Also on this point, in my personal experience, it’s so easy for a content consumer to go find whatever they are looking for somewhere else. In the past year, I’ve subscribed to a paid newsletter that I really like. But the author is really inconsistent, just publishing every now and then. Repeatedly I thought about cancelling my subscription, which I haven’t done because this newsletter is part of a bundle of business newsletters that I enjoy reading. If you don’t publish, I won’t pay. And you are a slave of your fans.
Bundles/Collectives are a tentative way to decrease the financial instability of a solo creator. They show that not everything is wrong with the old model.
And now to my final point, which is a bit of a side track and a bit of a rant (skip to the final paragraph if you want). We have a new generation growing up idolizing people that in their youtube videos, just do stupid stuff. We have a new generation where kids don’t want to be astronauts, doctors or entrepreneurs, but want to be influencers, Tiktokers and Youtubers.
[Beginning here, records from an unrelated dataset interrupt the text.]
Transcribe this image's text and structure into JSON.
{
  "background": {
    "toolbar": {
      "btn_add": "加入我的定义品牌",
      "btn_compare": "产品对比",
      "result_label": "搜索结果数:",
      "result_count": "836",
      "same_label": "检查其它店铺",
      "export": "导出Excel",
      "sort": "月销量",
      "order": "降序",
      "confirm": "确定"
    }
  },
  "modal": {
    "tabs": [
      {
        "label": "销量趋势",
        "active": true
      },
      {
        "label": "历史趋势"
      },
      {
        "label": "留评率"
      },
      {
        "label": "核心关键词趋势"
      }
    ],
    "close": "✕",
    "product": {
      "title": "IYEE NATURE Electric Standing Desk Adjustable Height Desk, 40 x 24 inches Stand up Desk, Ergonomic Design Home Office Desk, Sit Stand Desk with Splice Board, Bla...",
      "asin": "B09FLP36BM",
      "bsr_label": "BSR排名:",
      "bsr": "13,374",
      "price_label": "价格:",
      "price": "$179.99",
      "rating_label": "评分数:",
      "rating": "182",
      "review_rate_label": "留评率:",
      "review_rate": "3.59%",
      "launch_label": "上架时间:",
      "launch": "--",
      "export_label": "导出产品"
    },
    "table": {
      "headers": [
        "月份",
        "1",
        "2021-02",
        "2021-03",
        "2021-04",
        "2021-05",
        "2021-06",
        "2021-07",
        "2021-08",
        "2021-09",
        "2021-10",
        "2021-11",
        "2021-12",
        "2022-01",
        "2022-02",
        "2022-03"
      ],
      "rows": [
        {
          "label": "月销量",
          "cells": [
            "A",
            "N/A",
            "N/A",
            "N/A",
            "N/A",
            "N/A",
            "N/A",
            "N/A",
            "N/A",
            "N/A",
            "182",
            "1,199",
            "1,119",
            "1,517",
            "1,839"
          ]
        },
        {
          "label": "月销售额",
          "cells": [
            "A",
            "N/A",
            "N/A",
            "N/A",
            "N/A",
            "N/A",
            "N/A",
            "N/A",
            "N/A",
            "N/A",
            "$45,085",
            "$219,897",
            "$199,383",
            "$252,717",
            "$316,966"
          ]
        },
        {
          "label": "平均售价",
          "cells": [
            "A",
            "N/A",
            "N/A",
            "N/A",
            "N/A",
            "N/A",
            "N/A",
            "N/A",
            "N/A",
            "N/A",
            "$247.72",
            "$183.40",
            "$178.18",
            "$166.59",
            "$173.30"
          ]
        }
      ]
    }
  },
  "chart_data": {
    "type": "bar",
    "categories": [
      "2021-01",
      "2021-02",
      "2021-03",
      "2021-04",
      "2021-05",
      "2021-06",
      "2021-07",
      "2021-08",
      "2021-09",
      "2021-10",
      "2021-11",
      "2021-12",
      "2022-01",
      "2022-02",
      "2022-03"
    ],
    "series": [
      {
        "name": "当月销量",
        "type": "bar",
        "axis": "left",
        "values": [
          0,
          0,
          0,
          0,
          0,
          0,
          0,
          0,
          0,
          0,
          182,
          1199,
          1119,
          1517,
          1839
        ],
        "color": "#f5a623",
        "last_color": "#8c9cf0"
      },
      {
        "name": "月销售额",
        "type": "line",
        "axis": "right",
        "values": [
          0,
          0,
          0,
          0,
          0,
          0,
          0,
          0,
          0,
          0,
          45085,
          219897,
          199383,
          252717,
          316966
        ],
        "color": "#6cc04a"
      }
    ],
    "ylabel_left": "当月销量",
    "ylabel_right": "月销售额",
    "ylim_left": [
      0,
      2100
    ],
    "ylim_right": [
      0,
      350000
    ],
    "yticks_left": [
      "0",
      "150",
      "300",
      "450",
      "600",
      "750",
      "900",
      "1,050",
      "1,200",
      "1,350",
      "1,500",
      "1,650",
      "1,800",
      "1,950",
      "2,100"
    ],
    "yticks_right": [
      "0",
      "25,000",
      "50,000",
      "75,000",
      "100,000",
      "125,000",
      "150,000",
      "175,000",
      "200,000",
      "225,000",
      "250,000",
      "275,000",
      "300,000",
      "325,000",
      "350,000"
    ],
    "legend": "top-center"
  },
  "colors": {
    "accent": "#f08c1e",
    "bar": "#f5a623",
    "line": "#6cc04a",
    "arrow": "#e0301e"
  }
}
These kids are growing up watching a fake life on screen, that they believe it’s true, watching people become rich, buying bigger and bigger houses and luxury cars and spending a lot of their time being insanely stupid without any regard for dignity and self-respect. These kids want a life that they (most likely) won’t have and are growing frustrated because their parents and context don’t support their aspirations. To prove my point, youth suicide rates have been on the rise:
“Between 2000 and 2007, the suicide rate among youth ages 10 to 24 hovered around 6.8 deaths per 100,000 people. Then, the rate curved upward, reaching a rate of 10.6 deaths per 100,000 by 2017 — a 56-percent increase in less than two decades.”
Fame is not a mortal sin, but vanity is. And driven by vanity and an eagerness for fame, people are putting aside their self-respect and dignity, for a number in their social media profile and a bag of freebies. I understand that everyone wants to be loved and social media can give you the feeling that you’re, but we need to be careful with what we want.
Do you want to be a creator? Awesome! Just make sure you create a safety net in case that doesn’t work. Do you want to be an influencer? Awesome! Just make sure you know why and what that will bring. There are easier ways to be rich and successful.
And to finalize, I leave you with a Bill Murray that I personally like very much:
“I always want to say to people who want to be rich and famous: 'try being rich first'. See if that doesn't cover most of it. There's not much downside to being rich, other than paying taxes and having your relatives ask you for money. But when you become famous, you end up with a 24-hour job.”
Throughout the text, I use the word creations instead of art, because I have a hard time calling art to a lot that I’m seeing people creating. Yes, I’m snobbish.